Why You Should Write a Specifications Document Before Starting Any Software Development Project

If you're thinking about starting a software development project, this blog post is for you. You'll learn why a software specifications document can make or break any such project.
Here's the truth that most businesses don't know:

Most software projects are delayed and over budget. Many of them never even make it to launch day. Successful projects can often credit their achievement to a clear and comprehensive written specifications document.

What's a specifications document?
A specifications document is a detailed and specific plan of what you want to build and how you want it to work. Basically, it serves as the ultimate guide for your developer. Without it, a lot of things can — and likely will — go wrong.

The importance of a specifications document

A lot of businesses end up hastily hiring agencies or developers to create their software, thinking it will work out just fine to figure out the details as they go. It's a common mistake to start software development projects with vague instructions, and one that can end up wasting a lot of your time and money.
If developers don't completely understand what you're looking to build, it's unlikely that they'll be able to deliver it. This may also damage the effectiveness and of the software, and result in significant portions — or all — of the code needing to be rewritten.

How to write a good specifications document: be as detailed and clear as possible

Your software specifications document should be crystal clear. There should be no room for confusion, misinterpretation, or uncertainty.

Since the specifications document is a guide for your developer, you need to be as detailed as possible. Include what you expect, why, where and how it will be done, and by when.

The key is to give details and explanations for even the simplest procedures. Your interpretation of something might be different from the reader's. So, it's important to directly state what you want. Put into words the pictures you are painting in your head. Once your developer sees what you want to happen, they can carry the plans out accordingly.

Don't be afraid to put in more detail if you feel like it isn't enough.

As an example, how should a password reset feature be described so that it's crystal clear? Here's the level of detail you should be including:

Password reset feature

  • On the login screen, at the bottom, there should be a text link titled “Reset your password.”
  • When the “Reset your password” link is clicked, a popup window should appear with the title “Enter your email address to reset your password.” This popup window should have a “Close” button at the top right. It should also have a text field for the user's email address, as well as a “Submit” button.
  • When the “Submit” button is clicked, if the user entered an incorrect email, an error message should be displayed in red below the email address text field saying, “The email address you entered was incorrect. Please enter a valid email address.” If the email entered was correct, the user should be taken to a new page within the popup window with a message saying, “Success!

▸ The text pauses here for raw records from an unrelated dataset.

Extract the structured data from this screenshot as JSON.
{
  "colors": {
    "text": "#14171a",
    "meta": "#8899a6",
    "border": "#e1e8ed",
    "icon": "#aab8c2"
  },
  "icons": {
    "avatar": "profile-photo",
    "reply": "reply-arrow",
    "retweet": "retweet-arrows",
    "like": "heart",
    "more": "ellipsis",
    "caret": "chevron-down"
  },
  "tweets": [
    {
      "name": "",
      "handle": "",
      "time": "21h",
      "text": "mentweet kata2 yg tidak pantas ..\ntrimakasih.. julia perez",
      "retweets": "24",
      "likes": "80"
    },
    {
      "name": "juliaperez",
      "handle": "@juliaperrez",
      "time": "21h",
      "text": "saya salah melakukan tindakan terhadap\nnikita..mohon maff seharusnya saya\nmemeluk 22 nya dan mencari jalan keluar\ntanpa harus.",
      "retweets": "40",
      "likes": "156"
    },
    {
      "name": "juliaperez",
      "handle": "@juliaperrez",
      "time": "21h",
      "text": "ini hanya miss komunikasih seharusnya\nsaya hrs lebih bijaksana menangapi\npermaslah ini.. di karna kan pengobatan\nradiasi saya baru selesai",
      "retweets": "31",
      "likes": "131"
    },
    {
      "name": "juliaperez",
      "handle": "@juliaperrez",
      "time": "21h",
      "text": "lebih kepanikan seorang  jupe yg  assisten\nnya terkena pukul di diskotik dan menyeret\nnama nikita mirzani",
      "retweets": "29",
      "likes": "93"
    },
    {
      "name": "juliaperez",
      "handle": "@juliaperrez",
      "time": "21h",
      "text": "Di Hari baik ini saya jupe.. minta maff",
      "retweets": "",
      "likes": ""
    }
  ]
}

We've sent you an email link to reset your password.” Using the MailChimp email API, the “password reset email template” email should be sent to the email address provided. Below the “Success! We've sent you an email link to reset your password.” message, there should be a text link that says, “I didn't receive the email. Re-send it.” Clicking that text link should re-send the “password reset email template” email to the email address provided using the MailChimp email API and a message should appear that says, “Success! We've re-sent you an email link to reset your password.”
  • The “password reset email template” lives in MailChimp and should programmatically create a password reset link with random characters in the URL to be included in the email. When the password reset link is clicked, the user should be taken to a web page with the title text, “Enter your new password into the fields below.” Below the title text should be two text fields for the user to enter their new password twice. Below the two text fields should be a “Reset my password” button. When the “Reset my password” button is clicked, if the text in both fields do not match, an error message should be displayed under both text fields saying, “The passwords do not match.” If the text in both fields match, the user should be taken to a new web page with title text that says, “Success! Your password has been reset.” On this page, there should be a “Login” button that, when clicked, takes the user to their account page. At the top of the account page, there should be a banner with the text, “You are now logged in with your new password.” The banner should automatically disappear after 10 seconds and should also have a “Close” button at the top right.

As you can see, this is quite a lot of detail for a password reset feature. However, all of these details are necessary to impart to the developer in order for them to effectively implement this password reset feature, as there are many other ways this feature could work other than what is described above.

Takeaway: Write a specifications document before starting any software development project.

When you write a clear and detailed specifications document before starting a project, you'll see a great reduction in errors and amount of rework necessary during and after your software is built. The chances that your software will be delivered on time and on budget will increase significantly.
That's why we highly encourage our clients to take time writing their specifications document so it can be as clear and as detailed as possible. This should always be the first step of any software project. It can be done in collaboration with a software development agency, but it's important to understand that only you know exactly how your software should work.